US6214102Jun 1, 1999Apr 10, 2001Wes Bond Corp.Forming an aqueous slurry of ceramic fiber, cationic starch and silica sol, passing slurry through porous screen under a vacuum pressure to deposit the solids content onto the screen to produce high strength products
US6257316Nov 23, 1999Jul 10, 2001Bontrock Industries, Inc.Investment casting mold and method of manufacture
US6814131Nov 8, 2001Nov 9, 2004Buntrock Industries, Inc.Rapidly forming ceramic shell using slurry of blended refractory fibers, refractory filler and glass fibers in aqueous colloidal silica sol binder
US6991022Dec 30, 2003Jan 31, 2006Buntrock Industries, Incblending fibers, fillers, silica sol to form slurries, then applying on waxes, overcoating with plasters, drying, removing the wax and heating to form castings
US7004230Jun 8, 2005Feb 28, 2006Buntrock Industries, Inc.forming dry blends of fibers and ceramic filler enables easy addition of ceramic filler and fibers to the colloidal sol binder without the need to continuously mix or re-mix the colloidal sol and fiber pre-blend prior to use
US7048034Mar 31, 2005May 23, 2006Buntrock Industries, Inc.Investment casting mold and method of manufacture
Classifications
U.S. Classification106/38.35, 427/344, 427/403, 427/430.1, 106/38.3, 427/331, 427/133
International ClassificationB22C1/16, C04B28/00, B22C9/04, C04B35/66, C04B28/24
Cooperative ClassificationB22C9/04, C04B28/24, C04B28/00, C04B2235/3418, C04B2111/00612, C04B35/6316, C04B2103/12, C04B35/6303, B22C1/165, C04B35/624, C04B35/66, C04B2111/00939
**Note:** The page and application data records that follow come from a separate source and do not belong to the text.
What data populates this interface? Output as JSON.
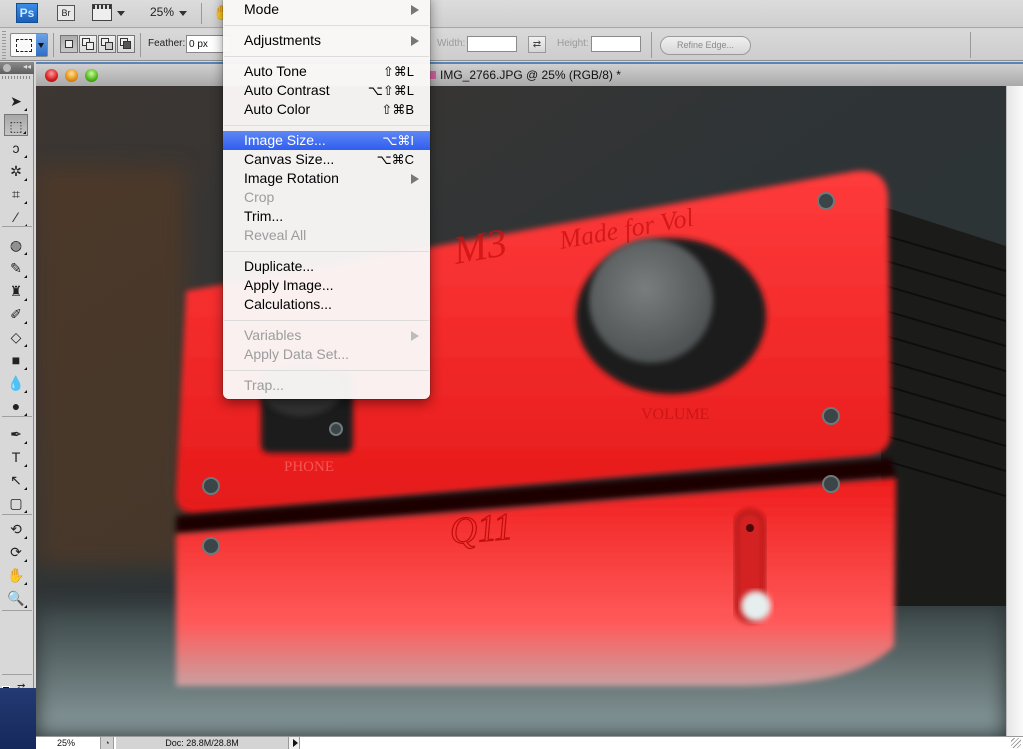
{
  "appbar": {
    "ps_label": "Ps",
    "bridge_label": "Br",
    "zoom_value": "25%",
    "hand_icon": "hand-icon"
  },
  "options": {
    "feather_label": "Feather:",
    "feather_value": "0 px",
    "width_label": "Width:",
    "width_value": "",
    "height_label": "Height:",
    "height_value": "",
    "swap_glyph": "⇄",
    "refine_edge_label": "Refine Edge..."
  },
  "tools": [
    {
      "name": "move-tool",
      "glyph": "➤"
    },
    {
      "name": "rectangular-marquee-tool",
      "glyph": "⬚",
      "active": true
    },
    {
      "name": "lasso-tool",
      "glyph": "ↄ"
    },
    {
      "name": "magic-wand-tool",
      "glyph": "✲"
    },
    {
      "name": "crop-tool",
      "glyph": "⌗"
    },
    {
      "name": "eyedropper-tool",
      "glyph": "⁄"
    },
    {
      "name": "spot-healing-brush-tool",
      "glyph": "◍"
    },
    {
      "name": "brush-tool",
      "glyph": "✎"
    },
    {
      "name": "clone-stamp-tool",
      "glyph": "♜"
    },
    {
      "name": "history-brush-tool",
      "glyph": "✐"
    },
    {
      "name": "eraser-tool",
      "glyph": "◇"
    },
    {
      "name": "gradient-tool",
      "glyph": "■"
    },
    {
      "name": "blur-tool",
      "glyph": "💧"
    },
    {
      "name": "dodge-tool",
      "glyph": "●"
    },
    {
      "name": "pen-tool",
      "glyph": "✒"
    },
    {
      "name": "type-tool",
      "glyph": "T"
    },
    {
      "name": "path-selection-tool",
      "glyph": "↖"
    },
    {
      "name": "rectangle-shape-tool",
      "glyph": "▢"
    },
    {
      "name": "3d-rotate-tool",
      "glyph": "⟲"
    },
    {
      "name": "3d-orbit-tool",
      "glyph": "⟳"
    },
    {
      "name": "hand-tool",
      "glyph": "✋"
    },
    {
      "name": "zoom-tool",
      "glyph": "🔍"
    }
  ],
  "colors": {
    "foreground": "#1f3d1c",
    "background": "#fbeaea",
    "menu_highlight": "#2f5ff0"
  },
  "document": {
    "title": "IMG_2766.JPG @ 25% (RGB/8) *",
    "image_text": {
      "brand": "M3",
      "tagline": "Made for Vol",
      "jack_label": "PHONE",
      "knob_label": "VOLUME",
      "lower_unit": "Q11"
    }
  },
  "status": {
    "zoom": "25%",
    "doc_info": "Doc: 28.8M/28.8M"
  },
  "menu": {
    "items": [
      {
        "label": "Mode",
        "submenu": true
      },
      {
        "sep": true
      },
      {
        "label": "Adjustments",
        "submenu": true
      },
      {
        "sep": true
      },
      {
        "label": "Auto Tone",
        "shortcut": "⇧⌘L"
      },
      {
        "label": "Auto Contrast",
        "shortcut": "⌥⇧⌘L"
      },
      {
        "label": "Auto Color",
        "shortcut": "⇧⌘B"
      },
      {
        "sep": true
      },
      {
        "label": "Image Size...",
        "shortcut": "⌥⌘I",
        "highlighted": true
      },
      {
        "label": "Canvas Size...",
        "shortcut": "⌥⌘C"
      },
      {
        "label": "Image Rotation",
        "submenu": true
      },
      {
        "label": "Crop",
        "disabled": true
      },
      {
        "label": "Trim..."
      },
      {
        "label": "Reveal All",
        "disabled": true
      },
      {
        "sep": true
      },
      {
        "label": "Duplicate..."
      },
      {
        "label": "Apply Image..."
      },
      {
        "label": "Calculations..."
      },
      {
        "sep": true
      },
      {
        "label": "Variables",
        "submenu": true,
        "disabled": true
      },
      {
        "label": "Apply Data Set...",
        "disabled": true
      },
      {
        "sep": true
      },
      {
        "label": "Trap...",
        "disabled": true
      }
    ]
  }
}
European ClassificationC04B35/63B, C04B35/63B4, C04B35/624, B22C9/04, B22C1/16D, C04B35/66, C04B28/24, C04B28/00